Twenty years have gone by so quickly.
The night Diana died in Paris.
A city where I had nursed a man who had returned home from Sydney to die. The virus was about to be isolated at the Pasteur Institute. My friend’s flat overlooked the Institute’s blue lit windows. We watched the white cladded scientists move about during the night. The virus was isolated as we watched.
In the mid 80s I moved to London to begin working as a patient advocate, home palliative worker/carer, with dying AIDS men.
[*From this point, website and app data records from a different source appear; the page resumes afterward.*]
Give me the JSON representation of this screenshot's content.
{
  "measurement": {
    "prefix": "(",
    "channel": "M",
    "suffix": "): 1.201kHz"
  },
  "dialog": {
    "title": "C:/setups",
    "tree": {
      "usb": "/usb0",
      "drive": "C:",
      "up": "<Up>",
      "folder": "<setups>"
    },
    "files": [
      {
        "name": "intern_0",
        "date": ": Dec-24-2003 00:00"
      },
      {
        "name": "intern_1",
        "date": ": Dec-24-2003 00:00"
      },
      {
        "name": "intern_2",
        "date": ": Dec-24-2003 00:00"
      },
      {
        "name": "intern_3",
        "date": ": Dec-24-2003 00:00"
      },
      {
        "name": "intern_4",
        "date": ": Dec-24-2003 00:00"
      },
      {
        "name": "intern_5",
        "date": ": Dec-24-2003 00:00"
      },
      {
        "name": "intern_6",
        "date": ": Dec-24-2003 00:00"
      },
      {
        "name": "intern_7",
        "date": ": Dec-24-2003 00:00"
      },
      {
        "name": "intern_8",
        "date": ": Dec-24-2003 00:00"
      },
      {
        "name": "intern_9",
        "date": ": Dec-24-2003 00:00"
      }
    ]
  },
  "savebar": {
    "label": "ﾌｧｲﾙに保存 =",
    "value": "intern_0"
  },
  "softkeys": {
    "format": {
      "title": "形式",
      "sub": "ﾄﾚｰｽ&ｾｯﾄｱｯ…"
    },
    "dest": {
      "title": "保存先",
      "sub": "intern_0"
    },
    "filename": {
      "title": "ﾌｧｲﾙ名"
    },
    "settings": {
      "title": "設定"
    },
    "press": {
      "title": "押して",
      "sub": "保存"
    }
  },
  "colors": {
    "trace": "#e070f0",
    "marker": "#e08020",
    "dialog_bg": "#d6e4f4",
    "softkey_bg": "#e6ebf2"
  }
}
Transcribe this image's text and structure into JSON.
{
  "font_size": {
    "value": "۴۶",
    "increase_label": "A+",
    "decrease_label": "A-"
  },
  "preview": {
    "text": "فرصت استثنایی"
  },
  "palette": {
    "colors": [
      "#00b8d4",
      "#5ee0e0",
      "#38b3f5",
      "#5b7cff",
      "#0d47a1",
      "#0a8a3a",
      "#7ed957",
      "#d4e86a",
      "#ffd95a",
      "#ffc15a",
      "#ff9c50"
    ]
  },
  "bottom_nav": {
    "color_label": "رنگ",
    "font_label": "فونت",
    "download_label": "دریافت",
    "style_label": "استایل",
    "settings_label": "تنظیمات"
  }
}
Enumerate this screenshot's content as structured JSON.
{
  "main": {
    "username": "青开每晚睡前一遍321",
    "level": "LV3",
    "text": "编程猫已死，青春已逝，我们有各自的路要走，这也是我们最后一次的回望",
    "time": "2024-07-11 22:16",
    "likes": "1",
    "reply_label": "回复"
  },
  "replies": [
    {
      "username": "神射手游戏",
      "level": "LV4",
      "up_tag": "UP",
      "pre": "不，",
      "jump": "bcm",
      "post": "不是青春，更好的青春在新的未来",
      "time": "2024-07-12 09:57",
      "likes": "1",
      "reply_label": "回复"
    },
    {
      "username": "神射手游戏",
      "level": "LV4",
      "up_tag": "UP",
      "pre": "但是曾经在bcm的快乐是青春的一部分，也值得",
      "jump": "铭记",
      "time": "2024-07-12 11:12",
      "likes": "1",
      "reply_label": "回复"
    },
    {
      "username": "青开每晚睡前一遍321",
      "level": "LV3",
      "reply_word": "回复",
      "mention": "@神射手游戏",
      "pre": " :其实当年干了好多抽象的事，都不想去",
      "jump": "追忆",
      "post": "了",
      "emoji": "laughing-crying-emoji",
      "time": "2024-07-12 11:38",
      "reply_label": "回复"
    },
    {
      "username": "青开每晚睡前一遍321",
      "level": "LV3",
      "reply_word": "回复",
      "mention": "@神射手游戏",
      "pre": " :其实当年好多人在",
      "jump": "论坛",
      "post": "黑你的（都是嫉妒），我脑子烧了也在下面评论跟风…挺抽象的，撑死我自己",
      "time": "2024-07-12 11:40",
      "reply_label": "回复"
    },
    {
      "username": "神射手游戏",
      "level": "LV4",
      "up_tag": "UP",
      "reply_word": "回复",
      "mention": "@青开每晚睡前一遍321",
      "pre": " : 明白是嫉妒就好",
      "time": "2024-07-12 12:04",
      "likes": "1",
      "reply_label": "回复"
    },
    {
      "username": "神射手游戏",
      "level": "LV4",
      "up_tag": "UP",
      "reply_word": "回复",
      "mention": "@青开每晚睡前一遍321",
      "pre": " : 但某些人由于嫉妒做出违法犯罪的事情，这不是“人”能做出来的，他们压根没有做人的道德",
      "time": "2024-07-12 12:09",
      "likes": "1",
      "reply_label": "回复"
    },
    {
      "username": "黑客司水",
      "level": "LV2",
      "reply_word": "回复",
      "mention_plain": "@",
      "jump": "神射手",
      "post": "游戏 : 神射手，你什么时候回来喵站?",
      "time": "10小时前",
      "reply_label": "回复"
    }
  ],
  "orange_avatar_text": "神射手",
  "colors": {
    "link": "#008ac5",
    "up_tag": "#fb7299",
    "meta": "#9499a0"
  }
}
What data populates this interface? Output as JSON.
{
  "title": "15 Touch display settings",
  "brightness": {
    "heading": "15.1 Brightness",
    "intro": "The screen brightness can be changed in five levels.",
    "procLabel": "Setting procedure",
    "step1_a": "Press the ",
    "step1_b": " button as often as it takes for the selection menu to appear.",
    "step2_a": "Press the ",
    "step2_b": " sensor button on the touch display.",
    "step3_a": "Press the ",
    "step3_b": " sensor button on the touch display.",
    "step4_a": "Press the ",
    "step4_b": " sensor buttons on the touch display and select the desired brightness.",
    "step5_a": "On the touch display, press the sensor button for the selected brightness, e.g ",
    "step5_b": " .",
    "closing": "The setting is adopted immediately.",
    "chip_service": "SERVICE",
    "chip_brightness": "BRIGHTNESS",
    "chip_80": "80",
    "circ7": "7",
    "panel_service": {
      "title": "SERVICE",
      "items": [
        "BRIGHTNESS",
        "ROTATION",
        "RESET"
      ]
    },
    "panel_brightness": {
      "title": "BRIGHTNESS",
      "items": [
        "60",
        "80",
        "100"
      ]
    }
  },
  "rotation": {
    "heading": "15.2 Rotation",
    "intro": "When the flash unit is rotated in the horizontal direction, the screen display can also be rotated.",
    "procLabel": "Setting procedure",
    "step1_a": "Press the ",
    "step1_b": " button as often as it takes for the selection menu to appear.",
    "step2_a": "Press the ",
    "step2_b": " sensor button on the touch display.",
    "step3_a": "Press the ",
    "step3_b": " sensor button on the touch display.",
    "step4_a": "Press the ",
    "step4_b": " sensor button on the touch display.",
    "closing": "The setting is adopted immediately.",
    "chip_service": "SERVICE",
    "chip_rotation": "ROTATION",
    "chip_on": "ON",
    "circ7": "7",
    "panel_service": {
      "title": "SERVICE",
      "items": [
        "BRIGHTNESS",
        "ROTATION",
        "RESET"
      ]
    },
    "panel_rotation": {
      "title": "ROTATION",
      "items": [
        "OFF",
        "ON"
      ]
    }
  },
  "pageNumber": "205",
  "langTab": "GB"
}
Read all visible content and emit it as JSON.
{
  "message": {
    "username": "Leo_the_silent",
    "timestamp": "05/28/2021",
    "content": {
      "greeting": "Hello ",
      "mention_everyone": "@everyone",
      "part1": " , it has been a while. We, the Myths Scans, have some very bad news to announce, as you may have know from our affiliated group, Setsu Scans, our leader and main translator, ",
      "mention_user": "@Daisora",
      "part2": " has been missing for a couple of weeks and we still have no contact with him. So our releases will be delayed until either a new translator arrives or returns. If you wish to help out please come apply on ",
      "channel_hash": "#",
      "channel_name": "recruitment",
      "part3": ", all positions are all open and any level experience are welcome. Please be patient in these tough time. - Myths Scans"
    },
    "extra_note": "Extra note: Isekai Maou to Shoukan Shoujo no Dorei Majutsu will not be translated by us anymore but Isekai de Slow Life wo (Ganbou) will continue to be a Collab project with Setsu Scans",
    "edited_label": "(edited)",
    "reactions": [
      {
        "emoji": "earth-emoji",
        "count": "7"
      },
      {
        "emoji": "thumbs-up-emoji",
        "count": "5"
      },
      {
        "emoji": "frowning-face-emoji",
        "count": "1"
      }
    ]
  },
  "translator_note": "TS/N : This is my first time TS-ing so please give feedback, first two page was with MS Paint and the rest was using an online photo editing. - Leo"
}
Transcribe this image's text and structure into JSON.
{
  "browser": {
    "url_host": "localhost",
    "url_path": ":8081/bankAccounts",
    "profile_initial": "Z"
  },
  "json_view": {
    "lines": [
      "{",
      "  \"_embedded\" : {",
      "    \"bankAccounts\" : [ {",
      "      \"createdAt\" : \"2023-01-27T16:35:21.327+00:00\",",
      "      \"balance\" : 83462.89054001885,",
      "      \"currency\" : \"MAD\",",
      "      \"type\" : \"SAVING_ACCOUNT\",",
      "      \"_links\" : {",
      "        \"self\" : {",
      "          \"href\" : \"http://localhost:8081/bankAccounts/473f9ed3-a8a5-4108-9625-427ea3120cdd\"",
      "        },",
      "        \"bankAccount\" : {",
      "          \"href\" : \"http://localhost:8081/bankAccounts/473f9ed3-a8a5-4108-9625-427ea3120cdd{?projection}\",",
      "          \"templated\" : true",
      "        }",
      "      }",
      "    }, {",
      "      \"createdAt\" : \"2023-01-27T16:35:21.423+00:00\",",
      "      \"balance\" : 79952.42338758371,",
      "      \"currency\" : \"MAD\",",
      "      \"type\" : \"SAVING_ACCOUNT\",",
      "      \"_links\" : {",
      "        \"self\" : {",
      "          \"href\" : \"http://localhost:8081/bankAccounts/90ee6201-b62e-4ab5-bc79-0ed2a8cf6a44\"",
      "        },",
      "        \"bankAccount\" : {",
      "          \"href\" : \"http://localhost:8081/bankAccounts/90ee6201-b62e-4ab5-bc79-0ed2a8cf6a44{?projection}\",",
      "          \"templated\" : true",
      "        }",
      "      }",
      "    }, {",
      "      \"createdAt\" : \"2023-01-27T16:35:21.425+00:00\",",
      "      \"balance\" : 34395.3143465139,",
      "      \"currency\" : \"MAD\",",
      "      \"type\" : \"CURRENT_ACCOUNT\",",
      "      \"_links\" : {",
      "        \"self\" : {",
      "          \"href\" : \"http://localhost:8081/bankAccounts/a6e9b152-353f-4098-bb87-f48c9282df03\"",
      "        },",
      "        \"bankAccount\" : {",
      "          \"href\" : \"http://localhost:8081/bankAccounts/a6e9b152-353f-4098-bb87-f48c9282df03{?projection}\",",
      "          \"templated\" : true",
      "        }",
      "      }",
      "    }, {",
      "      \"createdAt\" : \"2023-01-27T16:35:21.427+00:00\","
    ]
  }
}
We not only had to struggle with the rapidity of the advance of the disease, but the often instant hostility or fear of people around us. They could include a porter at a hospital to a shop keeper or a neighbour.
We fund raised in pubs and bought decent bedding and other necessities for a home death. The fullest time job I have ever had other than here.
Many assumed we were all infected.
I met Steven ( in the photo below with Diana) when we had both joined Terrence Higgins Trust as buddies, a term I did not like much. Steven was HIV positive and campaigned rigorously for basic rights for his fellow sufferers.
Our role was to befriend dying men and assist them in any way we could. Those days services were non existent, from housing to home care. Part of our role was to interface with social security, doctors and Local Authorities . Soon though, a few of us buddies were overwhelmed with the serious demand of the needs of the men. Doctors sought our advice and we became the intermediary. Research was gearing up, new drugs were being tried, with consent. We dealt with the often horrific side affects in the home before the doses were more accurately targeted.
Not only were we nursing hands on in the bedsit or flat, we often had to negotiate with hostile family members or neighbours. Sometimes scary when a burning newspaper came through a door letter box.
Stephen became a buddie to a dying brother of a famous soap star who sent his brother a Rolex watch, that was instead of coming anywhere near him . The fame of the star brother created another unpaid job for me . I would act as a decoy to mislead tabloid reporters waiting for the scoop of the week, brother of so and so ravaged by AIDS. Stephen and I both rode bicycles and one reporter knew it.
In reality we were being stalked by a reporter, just like the flocks that stalked Diana until her death.
When Diana came out publically and showed there was little to fear as she touched, shook hands, without gloves, conversed and laughed with the very ill, my work on the ground changed almost overnight.
More people from the street would offer a hand as I helped my friend into a taxi to a hospital visit. People would smile gently at us, physical decline is more visible in the young, and not turn away as they often did before.
Our role became easier too if we were negotiating with a public servant at a social security office.
Diana had worked her magic.
One snippet Stephen shared with me before he died was that Diana used to visit the ward in mufti ,and at night, to have a sign language lesson from him and one other patient. Those moments he cherished, it was her beautiful eyes, he said.
Diana gave unconditional joy , she radiated a rare beauty and gave my friend the strength to live another few months during which he agreed to take part in advanced medical trials. He knew he was going o die sooner than later and wanted to do everything he could for others in the future.
That we could all learn from.
Steve Hornibrook 23rd July 1963………………..1st February 1991.
Diana 31st August 1997.